Whether you’re going out for Valentine’s Day or staying in – blissfully with a romantic other or blessedly with a friend or peacefully on your own – consider this elegant champagne cocktail idea from Freixenet. Called The Hearbreaker, it starts with placing a single wild hibiscus flower in a glass with two teaspoons of Hibiscus syrup. Then pour chilled Freixenet Cordon Negro Cava (delicious and only $12 a bottle) over the flower to fill the glass. Give the flower a few minutes to bloom and enjoy the beauty of the flower and the aroma and sparkle of the wine. Makes a nice combo with chocolates, too.
Pick up your Freixenet at Binny’s. As for hibiscus flowers, check with one of the following – and don’t think you have to confine this lovely cocktail to Valentine’s day:
- La Salle Flowers – 731 N LaSalle Street
- Chicago Flower Company – 1948 N Elston Avenue
- Bonnie Flower Shop – 3400 E Irving Park Road
- Bunches – 2448 N Lincoln Avenue

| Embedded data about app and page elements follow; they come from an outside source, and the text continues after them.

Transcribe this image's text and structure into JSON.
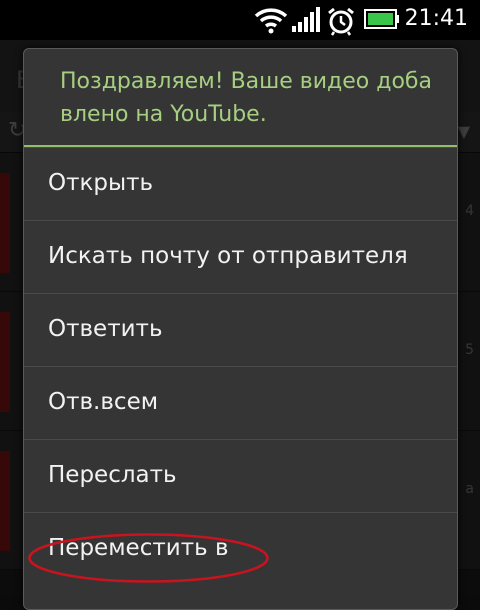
{
  "status_bar": {
    "time": "21:41",
    "icons": [
      "wifi-icon",
      "signal-icon",
      "alarm-icon",
      "battery-icon"
    ]
  },
  "background": {
    "header_letter": "E",
    "row_fragments": [
      "4",
      "5",
      "а"
    ]
  },
  "dialog": {
    "title": "Поздравляем! Ваше видео доба влено на YouTube.",
    "items": [
      {
        "label": "Открыть"
      },
      {
        "label": "Искать почту от отправителя"
      },
      {
        "label": "Ответить"
      },
      {
        "label": "Отв.всем"
      },
      {
        "label": "Переслать"
      },
      {
        "label": "Переместить в"
      }
    ],
    "accent_color": "#a6cf82",
    "annotation_color": "#c8141e"
  }
}
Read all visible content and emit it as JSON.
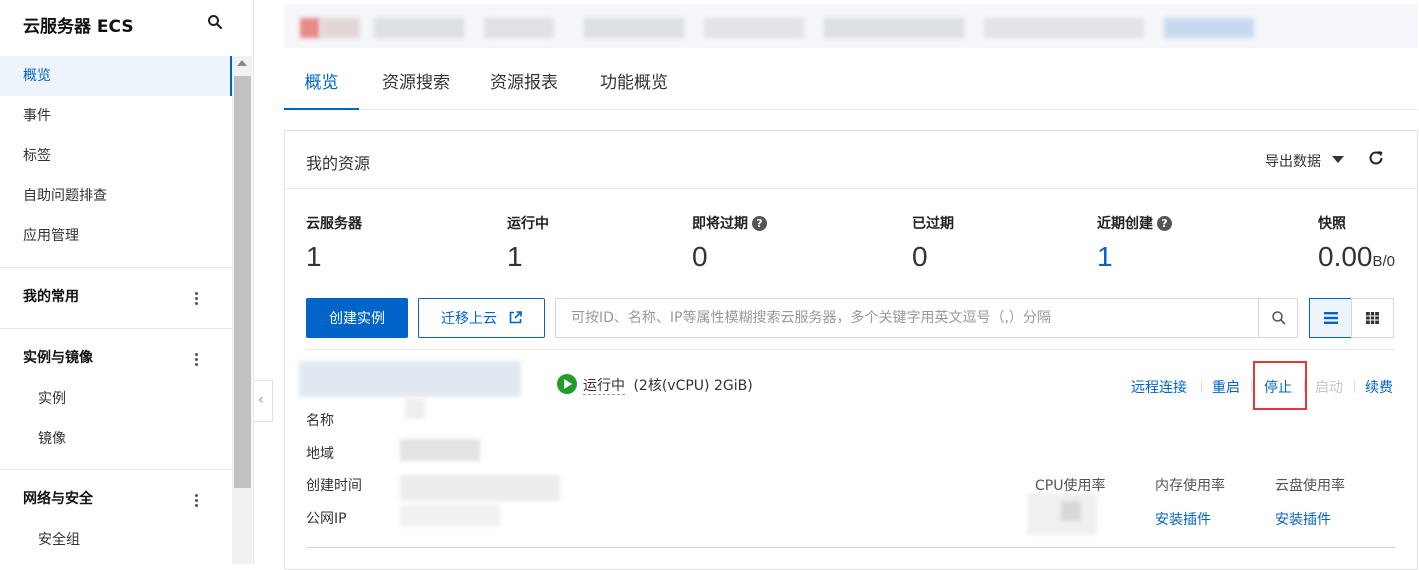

And/or consider the sensual possibilities of combining cognac and chocolate. If you thought cognac was something other people drink, think again. No need to pour a big gulp of the stuff; it’s a treat to try just a couple of sips when you’re enjoying some chocolate. The chocolate coats the mouth and prepares the palate for the complex warming sensations of the cognac. And the lovely spicy and rich aromas and complex flavors of the cognac are perfect foils for the joy of dark chocolate. Below are a few types of cognac that go beautifully with this combination.
Louis Royer cognac Force, high strength, 53° smells kind of like rye whiskey right when you pour it. A really strong and hot sensation on the tongue and down the throat. Probably its 53% alcohol has something to do with that roughness. A few other reviews recommend pouring yourself a drink and letting it breathe for a while to smoothe out the raw edges. Drunk right after pouring, it might be too strong for some, but once it sits, enjoy the complexity. **** Flavor also marries nicely with chocolate with 73% cacao.
Camus VSOP Elegance Cognac has jasmine aromas intermingled with subtle yellow fruit notes. On the palate, a nice balance between smoothness and structure that’s enhanced with vanilla and light woody notes. Smooth and subtle on the tongue with a long silky finish. Lovely with chocolate, a truly sensual combination. 40% alc. ****
Hine Rare VSOP Fine Champagne Cognac from France has a subtle nose with almost a hint of licorice. It’s a middle-aged cognac that’s called Fine Champagne because of the blending of the two best crus. The youngest cognac is 6 years old, meaning it was matured in oak barrels for at least 6 years. Love it with chocolate. 40% alc. ****
Pierre Ferrand Premier Cru du Cognac, A complex and full-bodied Cognac with a fine gold color; fruity and round with a slightly vanilla flavor. Slightly sweet on the palate. Enjoy the heady scent of grapes picked fresh from the harvest. Superb with chocolate. 45% alc. *****
Courvoisier VSOP Cognac. A blend of the Grande Champagne and Petit Champagne crus, giving it the “Fine Champagne” distinction. Enjoy the finesse of the vanilla, dried fruit and heady summer flower notes. Complex and warming on the palate with a long finish. Excellent with chocolate. 40% alc.
And for even more precise recommendations, the Cognac Board gives these specific ideas: For lighter-bodied Cognacs, creamier and softer chocolates are better suited, and for older and bolder Cognacs, go with intense-flavored chocolates.
- White chocolate / Cognac Frozen VS– Experts recommend Frozen VS with a white chocolate: its subtle cream and buttery tones blend harmoniously with this category’s oily texture.
- Crunchy hazelnut praline / Cognac VS – VS Cognac complement fondant and rich texture such as caramel or hazelnut pralines. Those flavors soften the bite of the VS.
- Dark chocolate covered fruits / Cognac VSOP – The bitterness of dark chocolate, including those with nutty, floral and fruity notes, pairs well with an aged Cognac, standing up to its complexity.
- Dark chocolate / Cognac XO– Oak, clove, black pepper and dried fruit, the aromatic characteristics of XO respond to the roundness of simple and intense dark chocolate. As the fullest and richest of all Cognacs, XO also enhances creamy notes of vanilla and caramel macarons.